> [The data]:

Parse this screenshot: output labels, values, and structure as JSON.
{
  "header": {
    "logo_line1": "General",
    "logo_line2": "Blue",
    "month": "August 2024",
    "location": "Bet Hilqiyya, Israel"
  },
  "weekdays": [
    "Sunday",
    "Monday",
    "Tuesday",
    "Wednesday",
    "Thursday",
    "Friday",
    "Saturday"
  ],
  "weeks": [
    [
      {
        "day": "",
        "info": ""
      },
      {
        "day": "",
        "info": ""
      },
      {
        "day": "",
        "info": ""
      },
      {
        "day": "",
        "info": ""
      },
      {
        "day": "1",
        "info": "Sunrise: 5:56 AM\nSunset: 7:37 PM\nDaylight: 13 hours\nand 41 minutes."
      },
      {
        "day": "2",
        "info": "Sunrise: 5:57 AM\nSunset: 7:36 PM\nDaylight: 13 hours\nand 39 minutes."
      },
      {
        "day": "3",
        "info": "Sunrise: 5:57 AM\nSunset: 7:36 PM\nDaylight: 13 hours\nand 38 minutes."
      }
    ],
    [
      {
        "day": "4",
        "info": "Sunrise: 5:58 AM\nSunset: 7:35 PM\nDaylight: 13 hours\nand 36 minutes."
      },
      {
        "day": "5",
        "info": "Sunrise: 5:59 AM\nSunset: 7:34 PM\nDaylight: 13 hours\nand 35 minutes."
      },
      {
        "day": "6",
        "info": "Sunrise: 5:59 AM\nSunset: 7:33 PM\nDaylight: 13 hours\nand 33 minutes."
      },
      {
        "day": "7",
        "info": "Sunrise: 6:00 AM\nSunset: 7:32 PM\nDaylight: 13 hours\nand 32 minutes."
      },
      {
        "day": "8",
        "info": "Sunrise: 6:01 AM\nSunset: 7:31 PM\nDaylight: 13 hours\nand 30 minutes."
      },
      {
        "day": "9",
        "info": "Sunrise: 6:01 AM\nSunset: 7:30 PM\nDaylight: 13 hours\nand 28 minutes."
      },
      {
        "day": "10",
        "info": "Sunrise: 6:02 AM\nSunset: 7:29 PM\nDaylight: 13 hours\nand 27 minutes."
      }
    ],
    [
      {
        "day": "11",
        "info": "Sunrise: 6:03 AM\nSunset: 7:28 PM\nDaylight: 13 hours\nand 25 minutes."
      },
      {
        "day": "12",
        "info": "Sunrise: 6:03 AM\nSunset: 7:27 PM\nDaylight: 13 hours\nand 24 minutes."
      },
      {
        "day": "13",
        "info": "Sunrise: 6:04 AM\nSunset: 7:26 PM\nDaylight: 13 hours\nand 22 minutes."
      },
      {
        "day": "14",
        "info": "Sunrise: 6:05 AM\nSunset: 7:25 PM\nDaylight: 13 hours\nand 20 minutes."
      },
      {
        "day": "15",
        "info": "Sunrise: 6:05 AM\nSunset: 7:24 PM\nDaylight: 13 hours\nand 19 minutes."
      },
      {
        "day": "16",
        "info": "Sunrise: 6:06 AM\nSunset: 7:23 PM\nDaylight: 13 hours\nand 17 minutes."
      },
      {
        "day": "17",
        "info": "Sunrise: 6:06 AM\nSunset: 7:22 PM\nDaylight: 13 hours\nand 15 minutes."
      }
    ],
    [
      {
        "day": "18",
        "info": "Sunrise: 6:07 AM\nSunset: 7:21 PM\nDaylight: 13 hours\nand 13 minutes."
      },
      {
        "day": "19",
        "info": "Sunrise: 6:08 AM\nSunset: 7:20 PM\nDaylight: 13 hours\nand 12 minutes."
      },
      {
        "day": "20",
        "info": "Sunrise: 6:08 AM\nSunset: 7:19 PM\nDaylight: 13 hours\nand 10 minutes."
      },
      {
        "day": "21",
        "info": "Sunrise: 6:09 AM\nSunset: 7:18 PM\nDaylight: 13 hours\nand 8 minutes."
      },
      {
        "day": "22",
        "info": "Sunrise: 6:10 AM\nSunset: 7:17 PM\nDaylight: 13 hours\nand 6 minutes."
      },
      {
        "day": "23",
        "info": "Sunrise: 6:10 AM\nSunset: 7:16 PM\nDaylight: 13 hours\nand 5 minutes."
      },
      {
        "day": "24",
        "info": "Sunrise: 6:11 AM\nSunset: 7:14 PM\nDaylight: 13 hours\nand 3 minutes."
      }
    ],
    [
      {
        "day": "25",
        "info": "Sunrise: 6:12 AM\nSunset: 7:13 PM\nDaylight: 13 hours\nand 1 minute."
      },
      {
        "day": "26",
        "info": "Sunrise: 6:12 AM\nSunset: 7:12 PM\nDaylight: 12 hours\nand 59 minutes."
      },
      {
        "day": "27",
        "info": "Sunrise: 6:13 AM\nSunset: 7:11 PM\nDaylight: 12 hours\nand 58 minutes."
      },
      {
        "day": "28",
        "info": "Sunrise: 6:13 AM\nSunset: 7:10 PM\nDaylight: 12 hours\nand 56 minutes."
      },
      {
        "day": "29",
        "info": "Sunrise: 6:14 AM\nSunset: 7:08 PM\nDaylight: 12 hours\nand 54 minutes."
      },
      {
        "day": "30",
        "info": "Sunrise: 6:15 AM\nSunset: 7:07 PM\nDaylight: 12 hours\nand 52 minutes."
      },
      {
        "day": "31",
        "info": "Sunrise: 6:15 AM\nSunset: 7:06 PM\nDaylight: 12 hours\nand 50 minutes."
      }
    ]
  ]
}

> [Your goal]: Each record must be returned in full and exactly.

> [Response to this task]:
Parse this screenshot: output labels, values, and structure as JSON.
{
  "header": {
    "logo_line1": "General",
    "logo_line2": "Blue",
    "month": "August 2024",
    "location": "Bet Hilqiyya, Israel"
  },
  "weekdays": [
    "Sunday",
    "Monday",
    "Tuesday",
    "Wednesday",
    "Thursday",
    "Friday",
    "Saturday"
  ],
  "weeks": [
    [
      {
        "day": "",
        "info": ""
      },
      {
        "day": "",
        "info": ""
      },
      {
        "day": "",
        "info": ""
      },
      {
        "day": "",
        "info": ""
      },
      {
        "day": "1",
        "info": "Sunrise: 5:56 AM\nSunset: 7:37 PM\nDaylight: 13 hours\nand 41 minutes."
      },
      {
        "day": "2",
        "info": "Sunrise: 5:57 AM\nSunset: 7:36 PM\nDaylight: 13 hours\nand 39 minutes."
      },
      {
        "day": "3",
        "info": "Sunrise: 5:57 AM\nSunset: 7:36 PM\nDaylight: 13 hours\nand 38 minutes."
      }
    ],
    [
      {
        "day": "4",
        "info": "Sunrise: 5:58 AM\nSunset: 7:35 PM\nDaylight: 13 hours\nand 36 minutes."
      },
      {
        "day": "5",
        "info": "Sunrise: 5:59 AM\nSunset: 7:34 PM\nDaylight: 13 hours\nand 35 minutes."
      },
      {
        "day": "6",
        "info": "Sunrise: 5:59 AM\nSunset: 7:33 PM\nDaylight: 13 hours\nand 33 minutes."
      },
      {
        "day": "7",
        "info": "Sunrise: 6:00 AM\nSunset: 7:32 PM\nDaylight: 13 hours\nand 32 minutes."
      },
      {
        "day": "8",
        "info": "Sunrise: 6:01 AM\nSunset: 7:31 PM\nDaylight: 13 hours\nand 30 minutes."
      },
      {
        "day": "9",
        "info": "Sunrise: 6:01 AM\nSunset: 7:30 PM\nDaylight: 13 hours\nand 28 minutes."
      },
      {
        "day": "10",
        "info": "Sunrise: 6:02 AM\nSunset: 7:29 PM\nDaylight: 13 hours\nand 27 minutes."
      }
    ],
    [
      {
        "day": "11",
        "info": "Sunrise: 6:03 AM\nSunset: 7:28 PM\nDaylight: 13 hours\nand 25 minutes."
      },
      {
        "day": "12",
        "info": "Sunrise: 6:03 AM\nSunset: 7:27 PM\nDaylight: 13 hours\nand 24 minutes."
      },
      {
        "day": "13",
        "info": "Sunrise: 6:04 AM\nSunset: 7:26 PM\nDaylight: 13 hours\nand 22 minutes."
      },
      {
        "day": "14",
        "info": "Sunrise: 6:05 AM\nSunset: 7:25 PM\nDaylight: 13 hours\nand 20 minutes."
      },
      {
        "day": "15",
        "info": "Sunrise: 6:05 AM\nSunset: 7:24 PM\nDaylight: 13 hours\nand 19 minutes."
      },
      {
        "day": "16",
        "info": "Sunrise: 6:06 AM\nSunset: 7:23 PM\nDaylight: 13 hours\nand 17 minutes."
      },
      {
        "day": "17",
        "info": "Sunrise: 6:06 AM\nSunset: 7:22 PM\nDaylight: 13 hours\nand 15 minutes."
      }
    ],
    [
      {
        "day": "18",
        "info": "Sunrise: 6:07 AM\nSunset: 7:21 PM\nDaylight: 13 hours\nand 13 minutes."
      },
      {
        "day": "19",
        "info": "Sunrise: 6:08 AM\nSunset: 7:20 PM\nDaylight: 13 hours\nand 12 minutes."
      },
      {
        "day": "20",
        "info": "Sunrise: 6:08 AM\nSunset: 7:19 PM\nDaylight: 13 hours\nand 10 minutes."
      },
      {
        "day": "21",
        "info": "Sunrise: 6:09 AM\nSunset: 7:18 PM\nDaylight: 13 hours\nand 8 minutes."
      },
      {
        "day": "22",
        "info": "Sunrise: 6:10 AM\nSunset: 7:17 PM\nDaylight: 13 hours\nand 6 minutes."
      },
      {
        "day": "23",
        "info": "Sunrise: 6:10 AM\nSunset: 7:16 PM\nDaylight: 13 hours\nand 5 minutes."
      },
      {
        "day": "24",
        "info": "Sunrise: 6:11 AM\nSunset: 7:14 PM\nDaylight: 13 hours\nand 3 minutes."
      }
    ],
    [
      {
        "day": "25",
        "info": "Sunrise: 6:12 AM\nSunset: 7:13 PM\nDaylight: 13 hours\nand 1 minute."
      },
      {
        "day": "26",
        "info": "Sunrise: 6:12 AM\nSunset: 7:12 PM\nDaylight: 12 hours\nand 59 minutes."
      },
      {
        "day": "27",
        "info": "Sunrise: 6:13 AM\nSunset: 7:11 PM\nDaylight: 12 hours\nand 58 minutes."
      },
      {
        "day": "28",
        "info": "Sunrise: 6:13 AM\nSunset: 7:10 PM\nDaylight: 12 hours\nand 56 minutes."
      },
      {
        "day": "29",
        "info": "Sunrise: 6:14 AM\nSunset: 7:08 PM\nDaylight: 12 hours\nand 54 minutes."
      },
      {
        "day": "30",
        "info": "Sunrise: 6:15 AM\nSunset: 7:07 PM\nDaylight: 12 hours\nand 52 minutes."
      },
      {
        "day": "31",
        "info": "Sunrise: 6:15 AM\nSunset: 7:06 PM\nDaylight: 12 hours\nand 50 minutes."
      }
    ]
  ]
}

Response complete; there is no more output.